Labor

California’s minimum wage will increase in January to $15.50 an hour for all workers. Newsom announced the wage bump and said that the projected increase is needed due to inflation exceeding 7%. Currently, California has two minimum wages: $15 an hour for employers with 26 or more employees, and $14 an hour for employers with 25 or fewer. The minimum wage was set to increase to $15 an hour for all employers in January 2023, but now will increase to $15.50.

What’s Happening in Los Angeles?

Joe Buscaino, one of the earliest entrants in the mayoral race, dropped out of the Los Angeles mayor’s race and has thrown his support behind billionaire developer Rick Caruso. City Attorney Mike Feuer has also dropped out of the race and endorsed Congresswoman Karen Bass. According to the most recent polling data from April 2022, Caruso, with backing from 24% of likely voters, and Bass, with 23%, would move to the November runoff. Councilman Kevin de León is also still in the race, but trailing behind Caruso and Bass.

The Los Angeles County Registrar-Recorder/County Clerk has already started sending out vote-by-mail ballots to all registered voters for the June 7 primary election. Voters will determine which two candidates will advance to the November election for key city positions, including: mayor, city attorney, city controller, city councilmembers for eight total districts, and three members of the board of education.
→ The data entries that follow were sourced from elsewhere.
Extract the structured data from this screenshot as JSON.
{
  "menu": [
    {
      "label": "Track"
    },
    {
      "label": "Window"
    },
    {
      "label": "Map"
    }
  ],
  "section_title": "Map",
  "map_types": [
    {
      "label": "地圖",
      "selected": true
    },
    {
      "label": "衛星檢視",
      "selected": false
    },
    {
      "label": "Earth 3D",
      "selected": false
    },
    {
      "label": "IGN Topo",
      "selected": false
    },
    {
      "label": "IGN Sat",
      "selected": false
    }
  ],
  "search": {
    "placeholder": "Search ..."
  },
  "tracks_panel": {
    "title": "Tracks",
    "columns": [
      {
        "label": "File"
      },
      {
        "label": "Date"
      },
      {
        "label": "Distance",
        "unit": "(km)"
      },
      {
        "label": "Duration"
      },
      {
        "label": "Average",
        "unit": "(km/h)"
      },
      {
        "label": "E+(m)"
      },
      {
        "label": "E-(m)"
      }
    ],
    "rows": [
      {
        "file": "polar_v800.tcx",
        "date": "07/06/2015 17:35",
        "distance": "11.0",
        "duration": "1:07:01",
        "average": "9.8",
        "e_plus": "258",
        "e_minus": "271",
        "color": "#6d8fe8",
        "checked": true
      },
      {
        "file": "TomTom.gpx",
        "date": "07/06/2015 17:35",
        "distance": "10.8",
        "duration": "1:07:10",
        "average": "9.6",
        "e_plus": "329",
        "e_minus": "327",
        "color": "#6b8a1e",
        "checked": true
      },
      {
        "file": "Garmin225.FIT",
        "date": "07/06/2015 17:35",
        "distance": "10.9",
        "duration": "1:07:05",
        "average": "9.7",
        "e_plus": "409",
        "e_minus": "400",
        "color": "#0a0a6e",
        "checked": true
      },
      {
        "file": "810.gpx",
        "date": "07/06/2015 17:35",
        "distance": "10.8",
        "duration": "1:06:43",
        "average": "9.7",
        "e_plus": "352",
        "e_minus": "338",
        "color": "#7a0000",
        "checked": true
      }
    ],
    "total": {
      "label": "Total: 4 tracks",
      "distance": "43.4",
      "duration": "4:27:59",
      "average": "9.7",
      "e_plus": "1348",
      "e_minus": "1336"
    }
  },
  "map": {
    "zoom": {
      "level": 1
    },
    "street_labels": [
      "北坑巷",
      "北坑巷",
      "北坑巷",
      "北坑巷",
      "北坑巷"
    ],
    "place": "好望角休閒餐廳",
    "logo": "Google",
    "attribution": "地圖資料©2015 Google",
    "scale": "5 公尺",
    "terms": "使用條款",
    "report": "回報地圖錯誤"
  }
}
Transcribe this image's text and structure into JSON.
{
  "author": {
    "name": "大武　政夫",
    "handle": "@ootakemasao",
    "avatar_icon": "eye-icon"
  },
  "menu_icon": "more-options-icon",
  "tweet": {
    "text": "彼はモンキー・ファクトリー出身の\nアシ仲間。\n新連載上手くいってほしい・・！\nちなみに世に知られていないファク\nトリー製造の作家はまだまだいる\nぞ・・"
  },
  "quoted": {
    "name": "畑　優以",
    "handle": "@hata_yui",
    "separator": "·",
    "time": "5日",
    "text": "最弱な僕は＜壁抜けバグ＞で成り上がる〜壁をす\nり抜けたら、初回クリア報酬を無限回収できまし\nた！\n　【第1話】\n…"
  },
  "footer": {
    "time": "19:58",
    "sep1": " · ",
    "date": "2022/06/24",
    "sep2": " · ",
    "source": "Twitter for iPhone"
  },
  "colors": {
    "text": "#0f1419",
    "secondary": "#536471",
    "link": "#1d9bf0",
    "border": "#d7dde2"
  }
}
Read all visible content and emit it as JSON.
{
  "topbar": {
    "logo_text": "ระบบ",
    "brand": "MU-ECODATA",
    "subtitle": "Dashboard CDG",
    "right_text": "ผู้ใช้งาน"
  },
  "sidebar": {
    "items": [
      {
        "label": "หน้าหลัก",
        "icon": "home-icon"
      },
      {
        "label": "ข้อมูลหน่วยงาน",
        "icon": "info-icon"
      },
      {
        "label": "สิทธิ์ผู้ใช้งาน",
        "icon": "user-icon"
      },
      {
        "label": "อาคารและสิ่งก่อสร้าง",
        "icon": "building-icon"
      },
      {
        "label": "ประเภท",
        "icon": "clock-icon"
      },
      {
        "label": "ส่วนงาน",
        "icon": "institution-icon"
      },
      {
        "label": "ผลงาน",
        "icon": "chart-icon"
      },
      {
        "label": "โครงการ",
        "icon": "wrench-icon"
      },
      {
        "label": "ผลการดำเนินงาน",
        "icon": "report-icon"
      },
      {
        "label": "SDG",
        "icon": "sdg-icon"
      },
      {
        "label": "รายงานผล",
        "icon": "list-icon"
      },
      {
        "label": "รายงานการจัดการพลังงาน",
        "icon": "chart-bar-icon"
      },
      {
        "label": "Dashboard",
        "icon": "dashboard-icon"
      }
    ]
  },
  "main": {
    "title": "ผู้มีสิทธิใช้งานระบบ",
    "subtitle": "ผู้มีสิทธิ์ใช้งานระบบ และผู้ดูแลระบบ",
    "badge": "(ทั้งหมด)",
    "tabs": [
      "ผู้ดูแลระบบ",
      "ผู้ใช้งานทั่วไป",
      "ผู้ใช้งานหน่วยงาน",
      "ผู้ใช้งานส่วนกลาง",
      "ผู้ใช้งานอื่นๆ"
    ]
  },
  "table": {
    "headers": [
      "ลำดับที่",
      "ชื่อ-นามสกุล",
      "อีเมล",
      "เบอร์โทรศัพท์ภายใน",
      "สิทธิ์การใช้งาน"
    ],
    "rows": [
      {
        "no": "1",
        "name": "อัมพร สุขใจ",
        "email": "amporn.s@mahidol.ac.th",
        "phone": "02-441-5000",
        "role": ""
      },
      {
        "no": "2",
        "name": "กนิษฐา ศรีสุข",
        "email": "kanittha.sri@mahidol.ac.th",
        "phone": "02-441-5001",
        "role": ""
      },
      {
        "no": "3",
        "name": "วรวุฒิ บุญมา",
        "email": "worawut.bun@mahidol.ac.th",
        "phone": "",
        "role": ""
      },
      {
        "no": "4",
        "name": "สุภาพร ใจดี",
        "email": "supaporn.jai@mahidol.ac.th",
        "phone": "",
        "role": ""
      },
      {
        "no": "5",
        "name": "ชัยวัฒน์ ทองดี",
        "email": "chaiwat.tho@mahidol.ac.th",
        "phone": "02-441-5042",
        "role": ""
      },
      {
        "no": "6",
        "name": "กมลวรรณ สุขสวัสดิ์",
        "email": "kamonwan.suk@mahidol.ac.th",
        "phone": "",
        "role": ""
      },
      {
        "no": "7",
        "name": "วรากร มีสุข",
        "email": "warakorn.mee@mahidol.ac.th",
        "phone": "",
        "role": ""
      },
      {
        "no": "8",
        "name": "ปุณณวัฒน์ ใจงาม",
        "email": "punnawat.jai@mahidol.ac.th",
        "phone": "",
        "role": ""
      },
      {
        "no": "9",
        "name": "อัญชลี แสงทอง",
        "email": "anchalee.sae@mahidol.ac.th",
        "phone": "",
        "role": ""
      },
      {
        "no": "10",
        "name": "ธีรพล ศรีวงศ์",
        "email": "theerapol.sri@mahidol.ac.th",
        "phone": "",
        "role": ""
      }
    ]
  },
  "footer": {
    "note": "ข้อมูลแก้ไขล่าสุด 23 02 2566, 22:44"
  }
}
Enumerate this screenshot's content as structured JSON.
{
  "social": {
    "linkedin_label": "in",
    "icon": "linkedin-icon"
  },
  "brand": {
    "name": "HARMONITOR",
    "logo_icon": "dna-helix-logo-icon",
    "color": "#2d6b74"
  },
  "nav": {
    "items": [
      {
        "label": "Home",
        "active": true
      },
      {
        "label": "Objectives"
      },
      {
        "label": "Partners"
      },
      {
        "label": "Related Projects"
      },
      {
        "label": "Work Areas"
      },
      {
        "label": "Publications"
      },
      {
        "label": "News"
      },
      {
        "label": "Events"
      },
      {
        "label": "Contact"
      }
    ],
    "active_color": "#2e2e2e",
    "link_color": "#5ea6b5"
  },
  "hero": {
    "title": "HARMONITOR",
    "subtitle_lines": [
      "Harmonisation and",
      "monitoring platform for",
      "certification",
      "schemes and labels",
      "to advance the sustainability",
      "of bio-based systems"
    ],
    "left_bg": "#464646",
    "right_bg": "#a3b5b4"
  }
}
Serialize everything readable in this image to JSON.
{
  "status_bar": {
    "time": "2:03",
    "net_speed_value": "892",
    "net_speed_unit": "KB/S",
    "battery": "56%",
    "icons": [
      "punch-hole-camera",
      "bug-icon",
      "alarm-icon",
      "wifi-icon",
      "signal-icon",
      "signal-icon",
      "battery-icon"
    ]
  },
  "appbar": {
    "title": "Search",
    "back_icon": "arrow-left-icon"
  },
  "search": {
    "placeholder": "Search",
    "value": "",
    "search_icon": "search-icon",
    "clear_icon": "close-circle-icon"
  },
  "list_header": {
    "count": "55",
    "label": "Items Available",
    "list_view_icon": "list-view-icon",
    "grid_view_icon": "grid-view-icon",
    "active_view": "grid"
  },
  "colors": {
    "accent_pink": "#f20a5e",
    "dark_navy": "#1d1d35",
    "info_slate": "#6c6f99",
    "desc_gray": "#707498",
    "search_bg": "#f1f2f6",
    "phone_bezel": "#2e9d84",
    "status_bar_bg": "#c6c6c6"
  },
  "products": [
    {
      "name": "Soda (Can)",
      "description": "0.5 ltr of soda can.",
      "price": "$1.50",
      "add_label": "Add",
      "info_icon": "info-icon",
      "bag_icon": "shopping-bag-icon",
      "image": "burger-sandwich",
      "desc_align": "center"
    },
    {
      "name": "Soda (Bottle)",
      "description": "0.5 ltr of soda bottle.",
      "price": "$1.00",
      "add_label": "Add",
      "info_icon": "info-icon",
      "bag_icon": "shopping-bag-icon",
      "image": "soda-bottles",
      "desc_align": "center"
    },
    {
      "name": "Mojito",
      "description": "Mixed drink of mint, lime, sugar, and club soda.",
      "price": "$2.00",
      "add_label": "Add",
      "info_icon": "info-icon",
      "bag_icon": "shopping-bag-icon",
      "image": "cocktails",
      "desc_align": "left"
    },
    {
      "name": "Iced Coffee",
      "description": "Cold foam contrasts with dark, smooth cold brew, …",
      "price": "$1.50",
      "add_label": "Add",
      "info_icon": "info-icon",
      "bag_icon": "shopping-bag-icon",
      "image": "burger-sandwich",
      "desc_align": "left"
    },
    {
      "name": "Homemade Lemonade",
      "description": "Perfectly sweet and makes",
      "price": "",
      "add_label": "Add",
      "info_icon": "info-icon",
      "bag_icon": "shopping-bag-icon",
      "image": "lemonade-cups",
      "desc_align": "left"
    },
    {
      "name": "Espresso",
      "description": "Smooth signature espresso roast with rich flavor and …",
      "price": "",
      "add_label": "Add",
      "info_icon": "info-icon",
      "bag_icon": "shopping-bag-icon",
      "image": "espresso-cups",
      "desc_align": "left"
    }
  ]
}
It is important to remember that the June 7 election is not accurately described as a “primary” because there will only be a runoff if one candidate does not win over 50% of the vote.